“Bats are really important. ‘Eco system engineers’ we need to restore habitats, keep breeding – we need bats if we’re to stop pandemics, stop climate change and stop biodiversity loss – bats really are a key species to that, rather than being demonised as something that is dangerous and causing this, they could be our saviour – bats are our way out of this, we need to look after them, they are our friends; flying cuddly puppies. We also need more planting of forests – agroforestry techniques, plant trees, bring the bats back, bring the rivers back and thus help the human community, all these things work hand in hand. When you think that 20% of all mammal species on earth are bats – it just shows you how important they are to the eco-structure of all other living things, so we must protect them, guard them with our lives as they will help preserve ours.”
What can we do locally to help?
“Remember bats are our friends so leave areas for them in your garden – 2 meter square pollinator patches – more of us are aware of how important our pollinators are to the survival of all – our bats locally are insectivorous so feed them – restore declining habitats, if insects are in decline, bat numbers will go down too. Look after roadside vergers with new Branchage technique – in an island the size of Jersey that will give us 500 miles of linear nature – most of all change your life a little bit – things we eat, the way we live our lives, try and live more sustainably – make a difference.”
What can we do on a larger scale?
“Get involved with projects that need help – re-wilding, plant trees in Brazil – what a great thing to do, projects in the West Indies all these places that need help… come on board, be part of the solution. Become a member of Durrell – go on our website for more info.

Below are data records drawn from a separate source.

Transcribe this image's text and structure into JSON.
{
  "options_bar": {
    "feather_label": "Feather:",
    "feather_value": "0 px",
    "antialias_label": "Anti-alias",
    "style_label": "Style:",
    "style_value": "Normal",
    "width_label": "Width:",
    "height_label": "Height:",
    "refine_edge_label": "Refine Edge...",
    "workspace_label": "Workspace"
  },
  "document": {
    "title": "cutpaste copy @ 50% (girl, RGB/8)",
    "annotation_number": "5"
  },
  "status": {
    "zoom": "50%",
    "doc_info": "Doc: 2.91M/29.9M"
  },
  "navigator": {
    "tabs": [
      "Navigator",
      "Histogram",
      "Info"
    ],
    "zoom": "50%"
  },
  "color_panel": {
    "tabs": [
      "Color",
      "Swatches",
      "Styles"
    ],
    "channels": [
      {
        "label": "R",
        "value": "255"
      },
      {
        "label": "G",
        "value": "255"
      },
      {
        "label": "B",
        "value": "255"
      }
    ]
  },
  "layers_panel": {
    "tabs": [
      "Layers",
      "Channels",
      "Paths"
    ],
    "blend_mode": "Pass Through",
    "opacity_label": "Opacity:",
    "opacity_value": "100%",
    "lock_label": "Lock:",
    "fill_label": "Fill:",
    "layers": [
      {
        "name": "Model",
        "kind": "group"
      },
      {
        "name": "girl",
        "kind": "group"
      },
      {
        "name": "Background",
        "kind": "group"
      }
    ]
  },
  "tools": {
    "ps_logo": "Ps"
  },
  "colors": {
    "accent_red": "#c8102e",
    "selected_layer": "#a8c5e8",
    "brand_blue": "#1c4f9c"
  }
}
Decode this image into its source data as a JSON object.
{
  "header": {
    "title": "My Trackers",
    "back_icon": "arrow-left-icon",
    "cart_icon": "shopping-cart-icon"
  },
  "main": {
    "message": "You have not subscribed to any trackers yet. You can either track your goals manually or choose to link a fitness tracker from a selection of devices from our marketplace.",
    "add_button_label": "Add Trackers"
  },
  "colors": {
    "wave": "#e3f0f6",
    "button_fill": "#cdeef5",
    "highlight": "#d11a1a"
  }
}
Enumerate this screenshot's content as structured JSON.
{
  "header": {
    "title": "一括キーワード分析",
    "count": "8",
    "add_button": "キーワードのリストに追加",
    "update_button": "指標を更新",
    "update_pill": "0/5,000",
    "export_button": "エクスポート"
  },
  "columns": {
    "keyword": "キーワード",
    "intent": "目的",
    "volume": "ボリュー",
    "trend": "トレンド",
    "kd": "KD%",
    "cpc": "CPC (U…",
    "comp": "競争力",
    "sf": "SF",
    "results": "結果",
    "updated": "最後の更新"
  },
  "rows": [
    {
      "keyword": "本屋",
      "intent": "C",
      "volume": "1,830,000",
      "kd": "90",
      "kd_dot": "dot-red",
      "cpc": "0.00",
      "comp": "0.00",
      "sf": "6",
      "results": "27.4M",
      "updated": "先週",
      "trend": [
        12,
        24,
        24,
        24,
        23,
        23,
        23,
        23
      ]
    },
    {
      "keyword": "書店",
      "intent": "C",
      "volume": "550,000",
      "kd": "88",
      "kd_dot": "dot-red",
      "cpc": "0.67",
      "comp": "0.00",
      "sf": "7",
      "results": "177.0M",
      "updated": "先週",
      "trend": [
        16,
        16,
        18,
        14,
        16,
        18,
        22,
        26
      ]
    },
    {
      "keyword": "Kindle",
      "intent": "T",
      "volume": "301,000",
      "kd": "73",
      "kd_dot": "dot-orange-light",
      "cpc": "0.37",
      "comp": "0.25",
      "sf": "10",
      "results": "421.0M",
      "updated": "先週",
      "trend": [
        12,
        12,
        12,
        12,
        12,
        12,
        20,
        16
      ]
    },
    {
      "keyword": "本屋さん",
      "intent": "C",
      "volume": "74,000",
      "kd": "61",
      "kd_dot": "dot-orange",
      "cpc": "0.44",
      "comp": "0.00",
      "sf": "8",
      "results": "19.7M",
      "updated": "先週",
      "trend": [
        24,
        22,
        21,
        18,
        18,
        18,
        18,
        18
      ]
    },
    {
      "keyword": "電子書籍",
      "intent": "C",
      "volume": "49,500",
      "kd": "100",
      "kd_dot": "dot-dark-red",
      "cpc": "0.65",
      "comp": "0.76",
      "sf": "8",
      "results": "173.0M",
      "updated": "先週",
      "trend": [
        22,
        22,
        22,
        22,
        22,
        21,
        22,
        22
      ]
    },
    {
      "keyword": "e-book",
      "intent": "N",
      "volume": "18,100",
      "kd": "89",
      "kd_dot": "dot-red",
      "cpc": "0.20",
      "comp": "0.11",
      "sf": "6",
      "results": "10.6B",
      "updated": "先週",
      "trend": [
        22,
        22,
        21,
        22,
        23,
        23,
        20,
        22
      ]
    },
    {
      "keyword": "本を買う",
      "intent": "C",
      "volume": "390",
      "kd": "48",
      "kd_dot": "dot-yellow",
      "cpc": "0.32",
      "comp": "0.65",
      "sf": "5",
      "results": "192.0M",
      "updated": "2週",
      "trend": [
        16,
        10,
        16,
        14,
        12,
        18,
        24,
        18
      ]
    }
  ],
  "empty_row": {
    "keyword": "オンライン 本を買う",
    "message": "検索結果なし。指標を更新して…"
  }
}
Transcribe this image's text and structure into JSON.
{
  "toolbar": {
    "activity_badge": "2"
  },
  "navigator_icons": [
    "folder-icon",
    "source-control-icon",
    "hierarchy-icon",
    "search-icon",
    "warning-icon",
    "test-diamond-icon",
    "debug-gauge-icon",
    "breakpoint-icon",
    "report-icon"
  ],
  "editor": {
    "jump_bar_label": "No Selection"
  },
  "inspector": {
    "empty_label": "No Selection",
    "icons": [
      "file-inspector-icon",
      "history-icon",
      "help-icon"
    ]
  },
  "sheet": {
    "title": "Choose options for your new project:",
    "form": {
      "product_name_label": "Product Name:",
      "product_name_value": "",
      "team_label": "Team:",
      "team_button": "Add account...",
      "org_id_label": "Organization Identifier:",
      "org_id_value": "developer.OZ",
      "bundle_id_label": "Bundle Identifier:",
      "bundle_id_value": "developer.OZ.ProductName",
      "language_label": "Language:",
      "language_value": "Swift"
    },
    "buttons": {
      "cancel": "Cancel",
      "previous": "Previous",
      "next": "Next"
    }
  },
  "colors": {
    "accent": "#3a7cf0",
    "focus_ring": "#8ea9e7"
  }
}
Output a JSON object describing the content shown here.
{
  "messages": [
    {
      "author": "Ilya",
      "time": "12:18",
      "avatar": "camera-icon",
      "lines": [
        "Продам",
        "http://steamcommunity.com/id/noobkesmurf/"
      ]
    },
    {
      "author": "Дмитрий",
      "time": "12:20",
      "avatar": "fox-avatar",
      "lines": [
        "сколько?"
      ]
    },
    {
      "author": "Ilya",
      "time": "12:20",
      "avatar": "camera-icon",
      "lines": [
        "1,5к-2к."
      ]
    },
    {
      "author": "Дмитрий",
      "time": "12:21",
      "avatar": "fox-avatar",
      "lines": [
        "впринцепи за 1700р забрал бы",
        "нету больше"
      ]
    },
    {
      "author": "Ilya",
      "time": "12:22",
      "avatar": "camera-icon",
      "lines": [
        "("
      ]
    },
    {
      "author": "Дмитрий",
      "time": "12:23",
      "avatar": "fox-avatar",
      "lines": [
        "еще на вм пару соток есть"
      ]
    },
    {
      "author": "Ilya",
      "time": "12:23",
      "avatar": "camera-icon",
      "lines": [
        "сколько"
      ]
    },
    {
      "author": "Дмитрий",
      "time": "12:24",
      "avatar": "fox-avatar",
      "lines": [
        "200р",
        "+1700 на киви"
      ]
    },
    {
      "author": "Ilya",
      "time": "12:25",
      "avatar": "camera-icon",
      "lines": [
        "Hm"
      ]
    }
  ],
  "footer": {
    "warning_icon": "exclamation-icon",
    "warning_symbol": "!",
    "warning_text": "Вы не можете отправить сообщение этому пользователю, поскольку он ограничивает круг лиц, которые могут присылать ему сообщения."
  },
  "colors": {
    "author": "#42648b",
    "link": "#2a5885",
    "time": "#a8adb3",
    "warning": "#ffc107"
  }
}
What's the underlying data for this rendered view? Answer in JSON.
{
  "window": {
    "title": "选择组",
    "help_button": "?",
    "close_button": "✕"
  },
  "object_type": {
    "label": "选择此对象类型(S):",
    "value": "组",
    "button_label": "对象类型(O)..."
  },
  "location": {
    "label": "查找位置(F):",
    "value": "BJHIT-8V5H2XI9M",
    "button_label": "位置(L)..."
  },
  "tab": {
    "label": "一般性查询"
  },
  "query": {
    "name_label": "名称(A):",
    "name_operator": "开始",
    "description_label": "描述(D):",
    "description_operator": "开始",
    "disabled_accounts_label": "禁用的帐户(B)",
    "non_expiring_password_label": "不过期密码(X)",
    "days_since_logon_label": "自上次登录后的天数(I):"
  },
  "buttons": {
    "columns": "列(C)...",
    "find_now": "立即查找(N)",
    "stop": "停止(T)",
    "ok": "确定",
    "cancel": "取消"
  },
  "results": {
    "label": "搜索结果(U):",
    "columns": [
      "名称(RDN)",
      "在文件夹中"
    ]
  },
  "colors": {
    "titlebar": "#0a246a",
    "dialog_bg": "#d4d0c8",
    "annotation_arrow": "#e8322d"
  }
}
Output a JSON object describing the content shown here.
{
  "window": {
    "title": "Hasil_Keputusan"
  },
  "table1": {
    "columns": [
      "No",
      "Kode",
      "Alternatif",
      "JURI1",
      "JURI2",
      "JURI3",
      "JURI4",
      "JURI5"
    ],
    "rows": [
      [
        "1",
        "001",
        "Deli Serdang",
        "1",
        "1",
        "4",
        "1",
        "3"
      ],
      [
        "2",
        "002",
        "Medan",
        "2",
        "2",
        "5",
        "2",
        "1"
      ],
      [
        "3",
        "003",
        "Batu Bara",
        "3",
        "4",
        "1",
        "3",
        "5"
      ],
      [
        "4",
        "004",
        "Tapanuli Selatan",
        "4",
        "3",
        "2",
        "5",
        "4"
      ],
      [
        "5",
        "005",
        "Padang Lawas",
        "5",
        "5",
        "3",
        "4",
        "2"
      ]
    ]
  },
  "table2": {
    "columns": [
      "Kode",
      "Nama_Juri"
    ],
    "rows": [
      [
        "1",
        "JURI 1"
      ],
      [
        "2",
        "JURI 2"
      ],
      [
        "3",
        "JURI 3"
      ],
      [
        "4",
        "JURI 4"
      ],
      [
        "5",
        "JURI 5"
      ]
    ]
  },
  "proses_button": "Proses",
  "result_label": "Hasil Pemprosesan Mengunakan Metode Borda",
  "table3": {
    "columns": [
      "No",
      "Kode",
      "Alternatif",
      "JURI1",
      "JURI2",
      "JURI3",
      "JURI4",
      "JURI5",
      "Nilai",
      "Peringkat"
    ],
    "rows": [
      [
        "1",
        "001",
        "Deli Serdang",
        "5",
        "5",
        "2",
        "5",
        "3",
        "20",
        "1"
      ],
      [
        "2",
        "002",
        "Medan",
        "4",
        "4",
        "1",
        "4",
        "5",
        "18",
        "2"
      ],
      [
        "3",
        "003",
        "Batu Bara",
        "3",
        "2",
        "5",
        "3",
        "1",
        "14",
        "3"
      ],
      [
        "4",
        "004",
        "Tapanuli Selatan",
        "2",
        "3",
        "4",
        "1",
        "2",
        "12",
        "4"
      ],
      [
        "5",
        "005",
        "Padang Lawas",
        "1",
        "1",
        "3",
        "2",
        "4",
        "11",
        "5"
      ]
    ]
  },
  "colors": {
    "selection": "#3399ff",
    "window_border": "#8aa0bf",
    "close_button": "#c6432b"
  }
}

Get involved – do this together, they are not ‘our’ animals, not ‘our’ projects, they are everybody’s; take ownership, connect people with wildlife and be stewards for the future….”
Be stewards for the future!